Top of Data to process
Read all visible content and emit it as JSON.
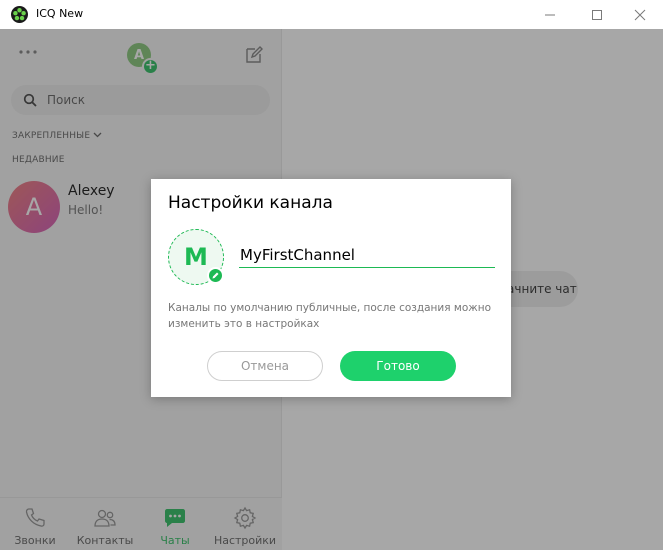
{
  "window": {
    "title": "ICQ New",
    "logo_icon": "icq-flower-icon"
  },
  "sidebar": {
    "avatar_initial": "A",
    "search": {
      "placeholder": "Поиск"
    },
    "pinned_label": "ЗАКРЕПЛЕННЫЕ",
    "recent_label": "НЕДАВНИЕ",
    "chats": [
      {
        "initial": "A",
        "name": "Alexey",
        "preview": "Hello!"
      }
    ]
  },
  "bottom_nav": [
    {
      "label": "Звонки",
      "icon": "phone-icon",
      "active": false
    },
    {
      "label": "Контакты",
      "icon": "contacts-icon",
      "active": false
    },
    {
      "label": "Чаты",
      "icon": "chat-icon",
      "active": true
    },
    {
      "label": "Настройки",
      "icon": "gear-icon",
      "active": false
    }
  ],
  "main": {
    "start_chat_label": "Начните чат"
  },
  "modal": {
    "title": "Настройки канала",
    "avatar_letter": "M",
    "channel_name": "MyFirstChannel",
    "hint": "Каналы по умолчанию публичные, после создания можно изменить это в настройках",
    "cancel_label": "Отмена",
    "done_label": "Готово"
  },
  "colors": {
    "accent": "#1db954",
    "button_green": "#1ed16c"
  }
}
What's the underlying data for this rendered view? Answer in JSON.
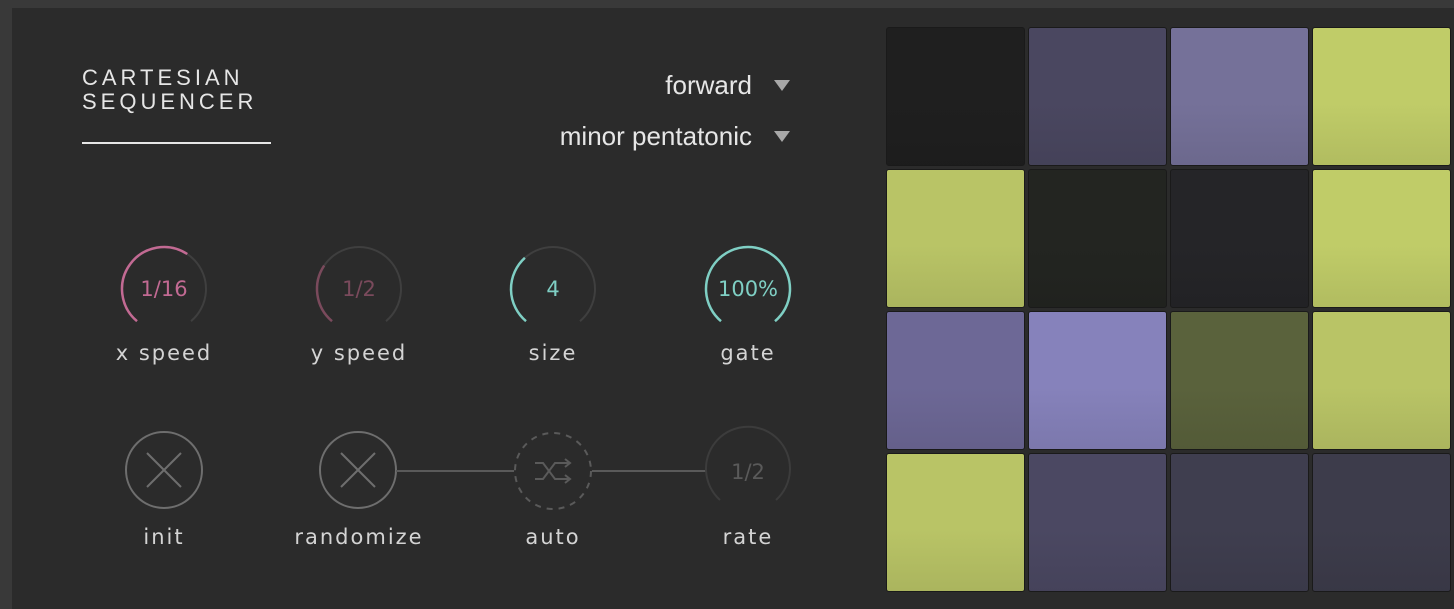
{
  "title": {
    "line1": "CARTESIAN",
    "line2": "SEQUENCER"
  },
  "direction_dropdown": {
    "value": "forward"
  },
  "scale_dropdown": {
    "value": "minor pentatonic"
  },
  "knobs": [
    {
      "label": "x speed",
      "value": "1/16",
      "color": "#c26a93",
      "level": 0.62
    },
    {
      "label": "y speed",
      "value": "1/2",
      "color": "#7a4a5c",
      "level": 0.3
    },
    {
      "label": "size",
      "value": "4",
      "color": "#7fcfc4",
      "level": 0.35
    },
    {
      "label": "gate",
      "value": "100%",
      "color": "#7fcfc4",
      "level": 1.0
    }
  ],
  "buttons": {
    "init": {
      "label": "init",
      "icon": "x-icon"
    },
    "randomize": {
      "label": "randomize",
      "icon": "x-icon"
    },
    "auto": {
      "label": "auto",
      "icon": "shuffle-icon",
      "enabled": false
    },
    "rate": {
      "label": "rate",
      "value": "1/2"
    }
  },
  "colors": {
    "green_accent": "#c2cd6a",
    "purple_accent": "#8a86c8"
  },
  "grid": {
    "rows": 4,
    "cols": 4,
    "cells": [
      [
        "#1f1f1f",
        "#4a4760",
        "#757199",
        "#c0cc68"
      ],
      [
        "#b9c466",
        "#232521",
        "#252528",
        "#c0cc68"
      ],
      [
        "#6d6896",
        "#8682bb",
        "#5a623c",
        "#b9c466"
      ],
      [
        "#b9c466",
        "#4b4862",
        "#3f3e4f",
        "#3d3c4b"
      ]
    ]
  }
}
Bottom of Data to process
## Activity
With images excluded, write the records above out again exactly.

## Solution for this problem
Read all visible content and emit it as JSON.
{
  "window": {
    "title": "ICQ New",
    "logo_icon": "icq-flower-icon"
  },
  "sidebar": {
    "avatar_initial": "A",
    "search": {
      "placeholder": "Поиск"
    },
    "pinned_label": "ЗАКРЕПЛЕННЫЕ",
    "recent_label": "НЕДАВНИЕ",
    "chats": [
      {
        "initial": "A",
        "name": "Alexey",
        "preview": "Hello!"
      }
    ]
  },
  "bottom_nav": [
    {
      "label": "Звонки",
      "icon": "phone-icon",
      "active": false
    },
    {
      "label": "Контакты",
      "icon": "contacts-icon",
      "active": false
    },
    {
      "label": "Чаты",
      "icon": "chat-icon",
      "active": true
    },
    {
      "label": "Настройки",
      "icon": "gear-icon",
      "active": false
    }
  ],
  "main": {
    "start_chat_label": "Начните чат"
  },
  "modal": {
    "title": "Настройки канала",
    "avatar_letter": "M",
    "channel_name": "MyFirstChannel",
    "hint": "Каналы по умолчанию публичные, после создания можно изменить это в настройках",
    "cancel_label": "Отмена",
    "done_label": "Готово"
  },
  "colors": {
    "accent": "#1db954",
    "button_green": "#1ed16c"
  }
}
What's the underlying data for this rendered view? Answer in JSON.
{
  "title": {
    "line1": "CARTESIAN",
    "line2": "SEQUENCER"
  },
  "direction_dropdown": {
    "value": "forward"
  },
  "scale_dropdown": {
    "value": "minor pentatonic"
  },
  "knobs": [
    {
      "label": "x speed",
      "value": "1/16",
      "color": "#c26a93",
      "level": 0.62
    },
    {
      "label": "y speed",
      "value": "1/2",
      "color": "#7a4a5c",
      "level": 0.3
    },
    {
      "label": "size",
      "value": "4",
      "color": "#7fcfc4",
      "level": 0.35
    },
    {
      "label": "gate",
      "value": "100%",
      "color": "#7fcfc4",
      "level": 1.0
    }
  ],
  "buttons": {
    "init": {
      "label": "init",
      "icon": "x-icon"
    },
    "randomize": {
      "label": "randomize",
      "icon": "x-icon"
    },
    "auto": {
      "label": "auto",
      "icon": "shuffle-icon",
      "enabled": false
    },
    "rate": {
      "label": "rate",
      "value": "1/2"
    }
  },
  "colors": {
    "green_accent": "#c2cd6a",
    "purple_accent": "#8a86c8"
  },
  "grid": {
    "rows": 4,
    "cols": 4,
    "cells": [
      [
        "#1f1f1f",
        "#4a4760",
        "#757199",
        "#c0cc68"
      ],
      [
        "#b9c466",
        "#232521",
        "#252528",
        "#c0cc68"
      ],
      [
        "#6d6896",
        "#8682bb",
        "#5a623c",
        "#b9c466"
      ],
      [
        "#b9c466",
        "#4b4862",
        "#3f3e4f",
        "#3d3c4b"
      ]
    ]
  }
}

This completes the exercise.